She wrote several books, including Paxton and the Batchelor Duke, a biography of her grandfather (1935), Return Passage (1953) her autobiography and Friendship’s Harvest (1956) and was awarded honorary degrees from Sheffield University (1936) and Edinburgh University (1938). She died in 1959.
The Order of the Companions of Honour
The Order of the Companions of Honour is an Order of the Commonwealth Realms. It was founded in June 1917 by King George V as a reward for outstanding achievements and is “conferred upon a limited number of persons for whom this special distinction seems to be the most appropriate form of recognition, constituting an honour disassociated either from the acceptance of title or the classification of merit.”
The order consists of the Sovereign and a maximum 65 members. Additionally, foreigners or Commonwealth citizens from outside the realms may be added as honorary members. Membership confers no title or precedence but those inducted into the single-class order are entitled to use the post nominal letters CH. Appointments can be made on the advice of Commonwealth Realm prime ministers. For Canadians, the advice to the Sovereign can come from a variety of officials.

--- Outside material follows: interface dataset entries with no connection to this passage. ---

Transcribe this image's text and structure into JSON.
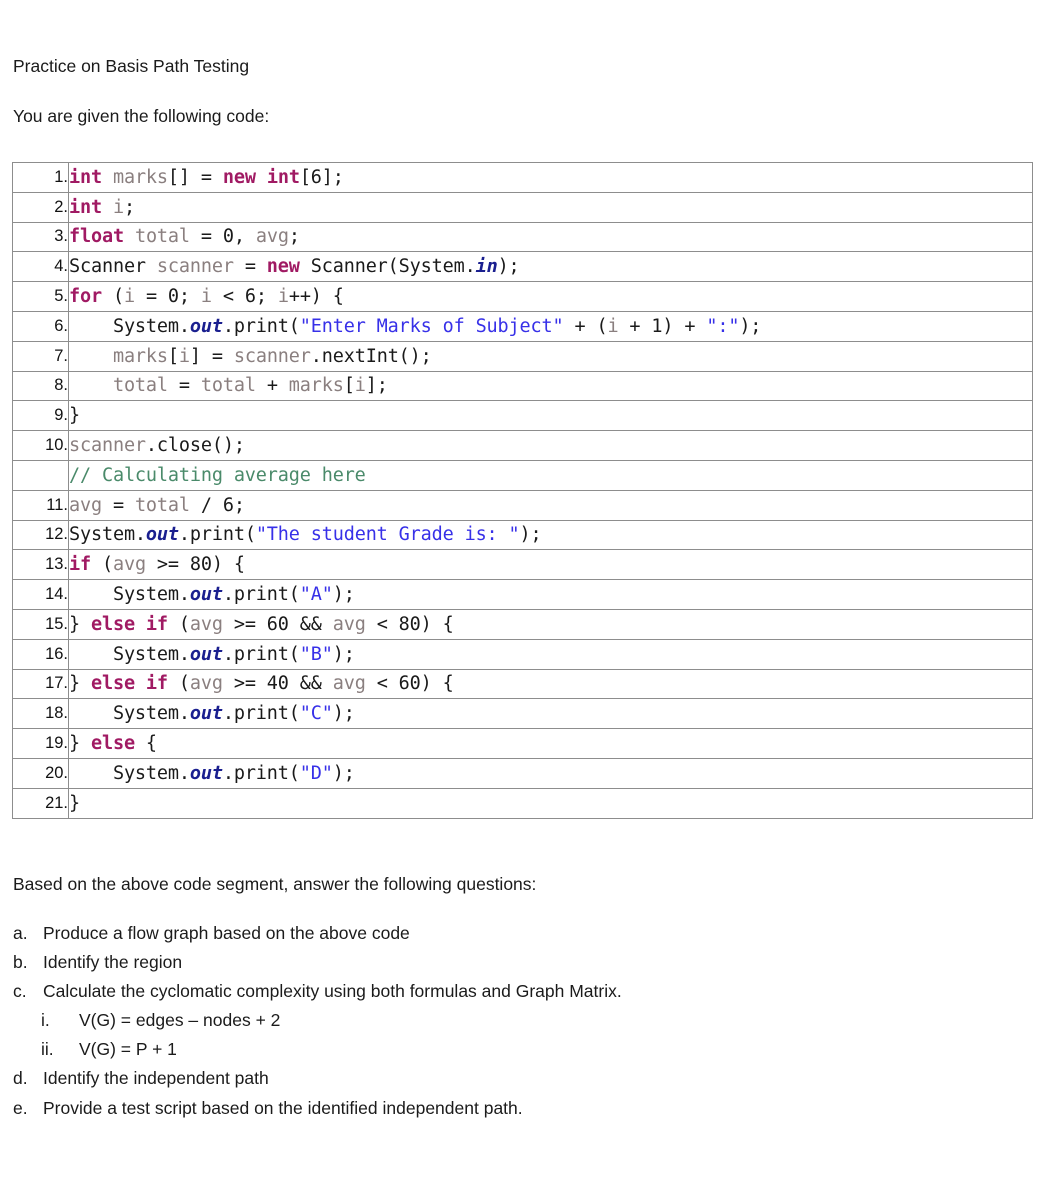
{
  "document": {
    "title": "Practice on Basis Path Testing",
    "intro": "You are given the following code:",
    "questions_intro": "Based on the above code segment, answer the following questions:"
  },
  "colors": {
    "keyword": "#a01a63",
    "identifier": "#8a7f7f",
    "string": "#3730e8",
    "field": "#1a1f8f",
    "comment": "#4a8a6a",
    "plain": "#1a1a1a",
    "table_border": "#8d8d8d",
    "page_background": "#ffffff"
  },
  "code_table": {
    "rows": [
      {
        "number": "1.",
        "tokens": [
          {
            "t": "int",
            "c": "kw"
          },
          {
            "t": " ",
            "c": "pl"
          },
          {
            "t": "marks",
            "c": "id"
          },
          {
            "t": "[] = ",
            "c": "pl"
          },
          {
            "t": "new",
            "c": "kw"
          },
          {
            "t": " ",
            "c": "pl"
          },
          {
            "t": "int",
            "c": "kw"
          },
          {
            "t": "[6];",
            "c": "pl"
          }
        ]
      },
      {
        "number": "2.",
        "tokens": [
          {
            "t": "int",
            "c": "kw"
          },
          {
            "t": " ",
            "c": "pl"
          },
          {
            "t": "i",
            "c": "id"
          },
          {
            "t": ";",
            "c": "pl"
          }
        ]
      },
      {
        "number": "3.",
        "tokens": [
          {
            "t": "float",
            "c": "kw"
          },
          {
            "t": " ",
            "c": "pl"
          },
          {
            "t": "total",
            "c": "id"
          },
          {
            "t": " = ",
            "c": "pl"
          },
          {
            "t": "0",
            "c": "pl"
          },
          {
            "t": ", ",
            "c": "pl"
          },
          {
            "t": "avg",
            "c": "id"
          },
          {
            "t": ";",
            "c": "pl"
          }
        ]
      },
      {
        "number": "4.",
        "tokens": [
          {
            "t": "Scanner ",
            "c": "pl"
          },
          {
            "t": "scanner",
            "c": "id"
          },
          {
            "t": " = ",
            "c": "pl"
          },
          {
            "t": "new",
            "c": "kw"
          },
          {
            "t": " Scanner(System.",
            "c": "pl"
          },
          {
            "t": "in",
            "c": "fld"
          },
          {
            "t": ");",
            "c": "pl"
          }
        ]
      },
      {
        "number": "5.",
        "tokens": [
          {
            "t": "for",
            "c": "kw"
          },
          {
            "t": " (",
            "c": "pl"
          },
          {
            "t": "i",
            "c": "id"
          },
          {
            "t": " = 0; ",
            "c": "pl"
          },
          {
            "t": "i",
            "c": "id"
          },
          {
            "t": " < 6; ",
            "c": "pl"
          },
          {
            "t": "i",
            "c": "id"
          },
          {
            "t": "++) {",
            "c": "pl"
          }
        ]
      },
      {
        "number": "6.",
        "indent": 2,
        "tokens": [
          {
            "t": "System.",
            "c": "pl"
          },
          {
            "t": "out",
            "c": "fld"
          },
          {
            "t": ".print(",
            "c": "pl"
          },
          {
            "t": "\"Enter Marks of Subject\"",
            "c": "str"
          },
          {
            "t": " + (",
            "c": "pl"
          },
          {
            "t": "i",
            "c": "id"
          },
          {
            "t": " + 1) + ",
            "c": "pl"
          },
          {
            "t": "\":\"",
            "c": "str"
          },
          {
            "t": ");",
            "c": "pl"
          }
        ]
      },
      {
        "number": "7.",
        "indent": 2,
        "tokens": [
          {
            "t": "marks",
            "c": "id"
          },
          {
            "t": "[",
            "c": "pl"
          },
          {
            "t": "i",
            "c": "id"
          },
          {
            "t": "] = ",
            "c": "pl"
          },
          {
            "t": "scanner",
            "c": "id"
          },
          {
            "t": ".nextInt();",
            "c": "pl"
          }
        ]
      },
      {
        "number": "8.",
        "indent": 2,
        "tokens": [
          {
            "t": "total",
            "c": "id"
          },
          {
            "t": " = ",
            "c": "pl"
          },
          {
            "t": "total",
            "c": "id"
          },
          {
            "t": " + ",
            "c": "pl"
          },
          {
            "t": "marks",
            "c": "id"
          },
          {
            "t": "[",
            "c": "pl"
          },
          {
            "t": "i",
            "c": "id"
          },
          {
            "t": "];",
            "c": "pl"
          }
        ]
      },
      {
        "number": "9.",
        "tokens": [
          {
            "t": "}",
            "c": "pl"
          }
        ]
      },
      {
        "number": "10.",
        "tokens": [
          {
            "t": "scanner",
            "c": "id"
          },
          {
            "t": ".close();",
            "c": "pl"
          }
        ]
      },
      {
        "number": "",
        "tokens": [
          {
            "t": "// Calculating average here",
            "c": "cmt"
          }
        ]
      },
      {
        "number": "11.",
        "tokens": [
          {
            "t": "avg",
            "c": "id"
          },
          {
            "t": " = ",
            "c": "pl"
          },
          {
            "t": "total",
            "c": "id"
          },
          {
            "t": " / 6;",
            "c": "pl"
          }
        ]
      },
      {
        "number": "12.",
        "tokens": [
          {
            "t": "System.",
            "c": "pl"
          },
          {
            "t": "out",
            "c": "fld"
          },
          {
            "t": ".print(",
            "c": "pl"
          },
          {
            "t": "\"The student Grade is: \"",
            "c": "str"
          },
          {
            "t": ");",
            "c": "pl"
          }
        ]
      },
      {
        "number": "13.",
        "tokens": [
          {
            "t": "if",
            "c": "kw"
          },
          {
            "t": " (",
            "c": "pl"
          },
          {
            "t": "avg",
            "c": "id"
          },
          {
            "t": " >= 80) {",
            "c": "pl"
          }
        ]
      },
      {
        "number": "14.",
        "indent": 2,
        "tokens": [
          {
            "t": "System.",
            "c": "pl"
          },
          {
            "t": "out",
            "c": "fld"
          },
          {
            "t": ".print(",
            "c": "pl"
          },
          {
            "t": "\"A\"",
            "c": "str"
          },
          {
            "t": ");",
            "c": "pl"
          }
        ]
      },
      {
        "number": "15.",
        "tokens": [
          {
            "t": "} ",
            "c": "pl"
          },
          {
            "t": "else if",
            "c": "kw"
          },
          {
            "t": " (",
            "c": "pl"
          },
          {
            "t": "avg",
            "c": "id"
          },
          {
            "t": " >= 60 && ",
            "c": "pl"
          },
          {
            "t": "avg",
            "c": "id"
          },
          {
            "t": " < 80) {",
            "c": "pl"
          }
        ]
      },
      {
        "number": "16.",
        "indent": 2,
        "tokens": [
          {
            "t": "System.",
            "c": "pl"
          },
          {
            "t": "out",
            "c": "fld"
          },
          {
            "t": ".print(",
            "c": "pl"
          },
          {
            "t": "\"B\"",
            "c": "str"
          },
          {
            "t": ");",
            "c": "pl"
          }
        ]
      },
      {
        "number": "17.",
        "tokens": [
          {
            "t": "} ",
            "c": "pl"
          },
          {
            "t": "else if",
            "c": "kw"
          },
          {
            "t": " (",
            "c": "pl"
          },
          {
            "t": "avg",
            "c": "id"
          },
          {
            "t": " >= 40 && ",
            "c": "pl"
          },
          {
            "t": "avg",
            "c": "id"
          },
          {
            "t": " < 60) {",
            "c": "pl"
          }
        ]
      },
      {
        "number": "18.",
        "indent": 2,
        "tokens": [
          {
            "t": "System.",
            "c": "pl"
          },
          {
            "t": "out",
            "c": "fld"
          },
          {
            "t": ".print(",
            "c": "pl"
          },
          {
            "t": "\"C\"",
            "c": "str"
          },
          {
            "t": ");",
            "c": "pl"
          }
        ]
      },
      {
        "number": "19.",
        "tokens": [
          {
            "t": "} ",
            "c": "pl"
          },
          {
            "t": "else",
            "c": "kw"
          },
          {
            "t": " {",
            "c": "pl"
          }
        ]
      },
      {
        "number": "20.",
        "indent": 2,
        "tokens": [
          {
            "t": "System.",
            "c": "pl"
          },
          {
            "t": "out",
            "c": "fld"
          },
          {
            "t": ".print(",
            "c": "pl"
          },
          {
            "t": "\"D\"",
            "c": "str"
          },
          {
            "t": ");",
            "c": "pl"
          }
        ]
      },
      {
        "number": "21.",
        "tokens": [
          {
            "t": "}",
            "c": "pl"
          }
        ]
      }
    ]
  },
  "questions": [
    {
      "marker": "a.",
      "text": "Produce a flow graph based on the above code"
    },
    {
      "marker": "b.",
      "text": "Identify the region"
    },
    {
      "marker": "c.",
      "text": "Calculate the cyclomatic complexity using both formulas and Graph Matrix.",
      "sub": [
        {
          "marker": "i.",
          "text": "V(G) = edges – nodes + 2"
        },
        {
          "marker": "ii.",
          "text": "V(G) = P + 1"
        }
      ]
    },
    {
      "marker": "d.",
      "text": "Identify the independent path"
    },
    {
      "marker": "e.",
      "text": "Provide a test script based on the identified independent path."
    }
  ]
}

Originally, the order was limited to 50 ordinary members, but in 1943 it was enlarged to 65, with a quota of 45 members for the UK, seven for Australia, two each for New Zealand and South Africa, and 9 for India, Burma, and the other British Colonies of the time. The quota numbers were altered in 1970 to 47 for the United Kingdom, 7 for Australia, 2 for New Zealand, and 9 for other Commonwealth realms. The quota was adjusted again in 1975 by adding 2 places to the New Zealand quota and reducing the 9 for the other countries to 7. Margaret MacMillan, a Canadian historian, was given the award in 2017. Dame Kiri Te Kanawa, a New Zealand soprano, was given the award in 2018.